Calling all Genea-Musings Fans:
It’s Saturday Night again –
time for some more Genealogy Fun!!
Here is your assignment, should you decide to accept it (you ARE reading this, so I assume that you really want to play along – cue the Mission Impossible music!):
1) Then and Now – Did you ever conduct oral interviews of family members or friends and neighbors about your ancestors over the years? Who did you interview, how did you record the interviews, and what did you learn from them? Please share your experiences.

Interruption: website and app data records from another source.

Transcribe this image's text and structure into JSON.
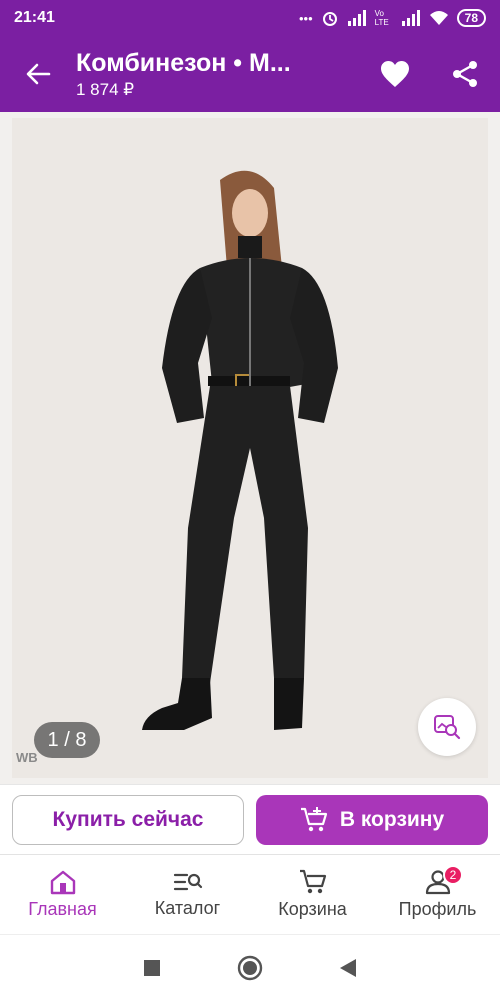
{
  "status_bar": {
    "time": "21:41",
    "battery": "78",
    "volte": "Vo LTE"
  },
  "header": {
    "title": "Комбинезон • M...",
    "price": "1 874 ₽",
    "icons": [
      "back-arrow-icon",
      "heart-icon",
      "share-icon"
    ]
  },
  "gallery": {
    "counter": "1 / 8",
    "watermark": "WB"
  },
  "actions": {
    "buy_now": "Купить сейчас",
    "add_to_cart": "В корзину"
  },
  "bottom_nav": {
    "items": [
      {
        "label": "Главная",
        "icon": "home-icon",
        "active": true
      },
      {
        "label": "Каталог",
        "icon": "catalog-search-icon",
        "active": false
      },
      {
        "label": "Корзина",
        "icon": "cart-icon",
        "active": false
      },
      {
        "label": "Профиль",
        "icon": "profile-icon",
        "active": false,
        "badge": "2"
      }
    ]
  },
  "colors": {
    "brand": "#7b1fa2",
    "accent": "#a936b9",
    "badge": "#e91e63"
  }
}
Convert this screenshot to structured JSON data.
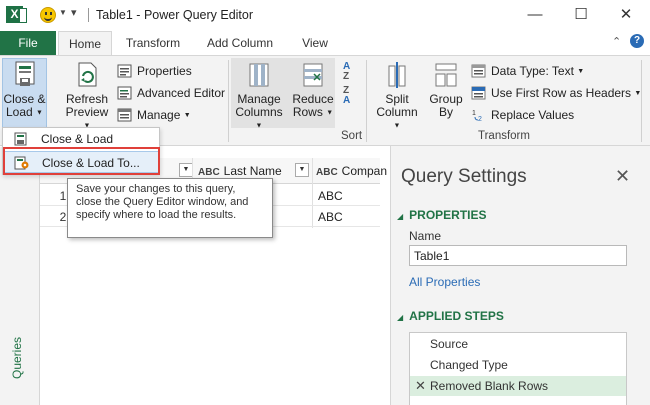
{
  "titlebar": {
    "app_logo": "X",
    "title": "Table1 - Power Query Editor",
    "minimize": "—",
    "maximize": "☐",
    "close": "✕"
  },
  "tabs": {
    "file": "File",
    "items": [
      "Home",
      "Transform",
      "Add Column",
      "View"
    ],
    "active": "Home",
    "collapse": "⌃",
    "help": "?"
  },
  "ribbon": {
    "close_load": [
      "Close &",
      "Load"
    ],
    "refresh_preview": [
      "Refresh",
      "Preview"
    ],
    "properties": "Properties",
    "advanced_editor": "Advanced Editor",
    "manage": "Manage",
    "manage_columns": [
      "Manage",
      "Columns"
    ],
    "reduce_rows": [
      "Reduce",
      "Rows"
    ],
    "sort_label": "Sort",
    "split_column": [
      "Split",
      "Column"
    ],
    "group_by": [
      "Group",
      "By"
    ],
    "data_type": "Data Type: Text",
    "use_first_row": "Use First Row as Headers",
    "replace_values": "Replace Values",
    "transform_label": "Transform"
  },
  "menu": {
    "items": [
      "Close & Load",
      "Close & Load To..."
    ]
  },
  "tooltip": {
    "text": "Save your changes to this query, close the Query Editor window, and specify where to load the results."
  },
  "grid": {
    "columns": [
      "Last Name",
      "Compan"
    ],
    "col_type": "ABC",
    "rows": [
      {
        "num": "1",
        "company": "ABC"
      },
      {
        "num": "2",
        "company": "ABC"
      }
    ]
  },
  "leftnav": {
    "label": "Queries"
  },
  "query_settings": {
    "title": "Query Settings",
    "close": "✕",
    "properties_header": "PROPERTIES",
    "name_label": "Name",
    "name_value": "Table1",
    "all_properties": "All Properties",
    "applied_steps_header": "APPLIED STEPS",
    "steps": [
      "Source",
      "Changed Type",
      "Removed Blank Rows"
    ]
  }
}
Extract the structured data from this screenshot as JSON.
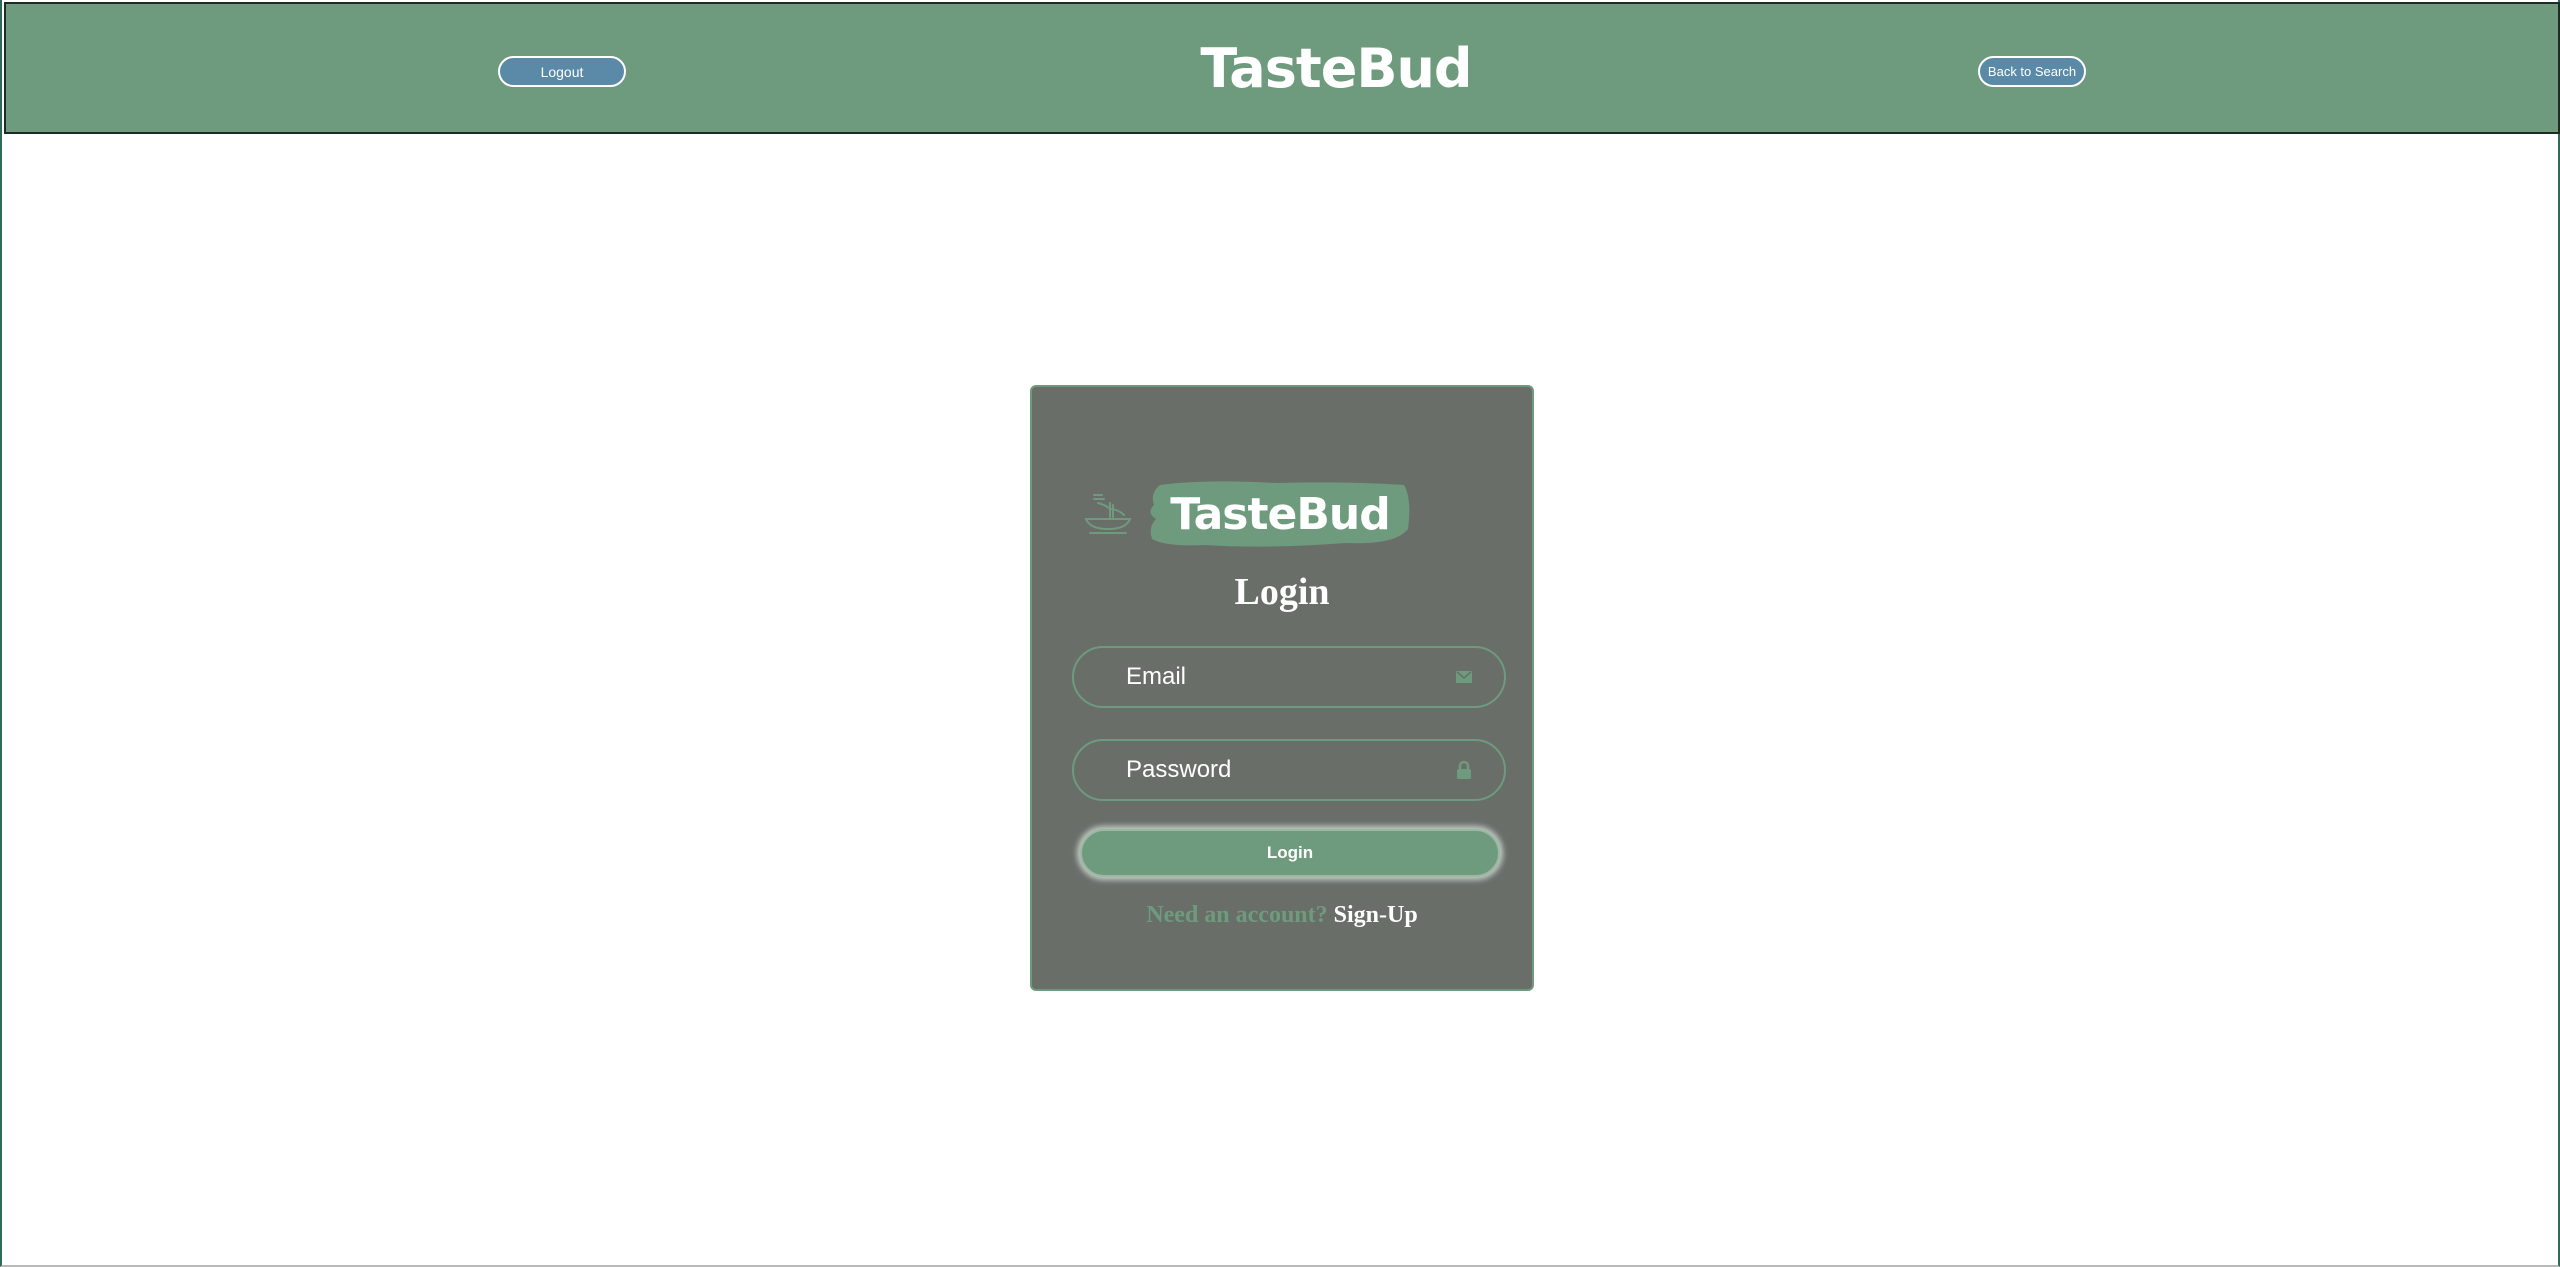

While recording an oral interview can easily be done with an app on a smartphone today, that wasn’t the case when I first started doing genealogy. Since I started my genealogy journey in 1978, I would have had to use a cassette recorder to record an oral interview. If I would have done that, then I would have to have converted those cassette recordings to digital formats to have any hope of preserving them.
Even though I talked family history with my grandmother almost every time we were together, those conversations were not recorded as an audio file. However, they were ‘recorded’ using a different ‘technology’: pencil and paper. Not only did I take notes during those conversations, but my grandmother wrote about her memories in some of her letters.
While I don’t have any audio recordings from either of my grandmothers, I did interview my parents prior to my dad’s death. Those interviews were recorded onto a small digital recorder. Since I wanted those interviews to survive into the future, I uploaded them as memories to his profile on FamilySearch.
I also used those interviews to write up the various family stories. Those stories were ‘published’ in a Shutterfly book. Each of my siblings, nieces and nephew received a copy of this book.
What we all wouldn’t give if we could step back in time and record oral interviews for posterity!